Destroyer – LABYRINTHITIS Album Review

What is labyrinthitis, anyway? The illness inflames the inner ear (which controls your balance), triggering dizziness and vertigo. Perhaps this serves as an explanation for the title of Canadian indie pop band Destroyer’s newest studio album; LABYRINTHITIS’ lush soundscapes and psychedelic instrumentation make for a dizzying, surreal listening experience. 

LABYRINTHITIS is an immersive experience from the very beginning. The opener, “It’s in Your Heart Now,” is the peak of the psychedelia that the album has to offer, and perhaps the peak of the album as a whole. Frontman Dan Bejar’s notoriously cryptic lyrics mesh perfectly with the reverb-heavy, psychedelic atmosphere of the production and instrumentation, and his use of repetitive phrases only adds to the surreality of the track. The subsequent tracks, though decidedly not as ethereal, consistently maintain that same mystical atmosphere. “June,” for example, employs a more bombastic, 80s-synthpop-esque instrumental, which, when combined with Bejar’s poetic spoken-word outro, makes for a truly dynamic and interesting track. 

Bejar’s songwriting has long been favored by critics, but on his newest album, it truly shines. However, the lyrics are not at the forefront as they have been in some of Destroyer’s previous work; Bejar was even criticized by some reviewers for not backing up his brilliant lyrics with equally-brilliant instrumentation. The lyrics don’t take a back seat, either, though; instead, the lyrics and instrumentals are on equal footing, making for a solid, cohesive album. Bejar’s lyrics are strange, but clever and profound, with various references to the visual arts, mythology, and religion. “Tintoretto, It’s for You” is a prime example of this. The song was named for a “semi-obscure Venetian painter” who Bejar evidently liked as a self-identified pretentious artist in his 20s (via Pitchfork). In the context of the song, Tintoretto is a symbol of the narrator’s hubris that has haunted him throughout his adult life, who he eventually is forced to confront as he comes face-to-face with death. The song tells its dark, invigorating tale through some of Bejar’s best lyricism, with electrifying verses such as “Tintoretto, it’s for you / The ceiling’s on fire and the contract is binding / Your little one’s sick at the sight of (insert three syllables here) at night / They drop you from a great height / Into a war that you were born to lose.” “Tintoretto, It’s for You” best exemplifies all of LABYRINTHITIS’ best qualities: its musical craftsmanship, clever lyrics, and expert storytelling. 

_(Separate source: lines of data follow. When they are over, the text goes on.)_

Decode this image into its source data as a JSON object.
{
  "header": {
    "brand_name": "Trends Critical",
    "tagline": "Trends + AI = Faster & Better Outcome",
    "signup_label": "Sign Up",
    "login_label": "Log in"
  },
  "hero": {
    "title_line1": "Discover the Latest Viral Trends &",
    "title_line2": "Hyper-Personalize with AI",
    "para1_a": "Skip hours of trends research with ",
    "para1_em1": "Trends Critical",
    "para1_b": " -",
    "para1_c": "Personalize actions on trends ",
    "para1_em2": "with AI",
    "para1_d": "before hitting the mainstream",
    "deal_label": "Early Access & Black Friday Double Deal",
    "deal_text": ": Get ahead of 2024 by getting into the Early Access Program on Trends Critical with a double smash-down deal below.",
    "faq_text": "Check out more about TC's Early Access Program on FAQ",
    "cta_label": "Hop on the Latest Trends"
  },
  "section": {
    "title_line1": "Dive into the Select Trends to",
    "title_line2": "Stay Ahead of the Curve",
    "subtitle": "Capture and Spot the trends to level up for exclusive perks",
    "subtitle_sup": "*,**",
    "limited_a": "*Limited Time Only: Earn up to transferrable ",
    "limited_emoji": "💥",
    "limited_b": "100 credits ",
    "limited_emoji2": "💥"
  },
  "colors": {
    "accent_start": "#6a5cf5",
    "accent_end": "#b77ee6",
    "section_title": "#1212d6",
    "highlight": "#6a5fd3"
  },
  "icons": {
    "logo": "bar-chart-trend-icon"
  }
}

LABYRINTHITIS remains mostly strong throughout its runtime, though it does begin to lull a bit towards the end. The penultimate “The States” is pleasant, but overstays its welcome and doesn’t quite reach the same peaks the other tracks do (with the exception of the title track, which is too bland to even mention otherwise). The final track, however, is where the project disappoints. Aptly titled “The Last Song,” the track seems to only be there to be, well, the last song. Its atmosphere and overall lackluster musicality (at least in comparison to the rest of the album) just seem entirely out-of-place in such an otherwise engaging and interesting album. LABYRINTHITIS had the potential to be one of the best albums of the year, but it is ultimately held back by its weaker moments. Nevertheless, LABYRINTHITIS is innovative, creative, and near-otherworldly at its peaks, and it is thought-provoking and intricate enough to be worth hearing at least once.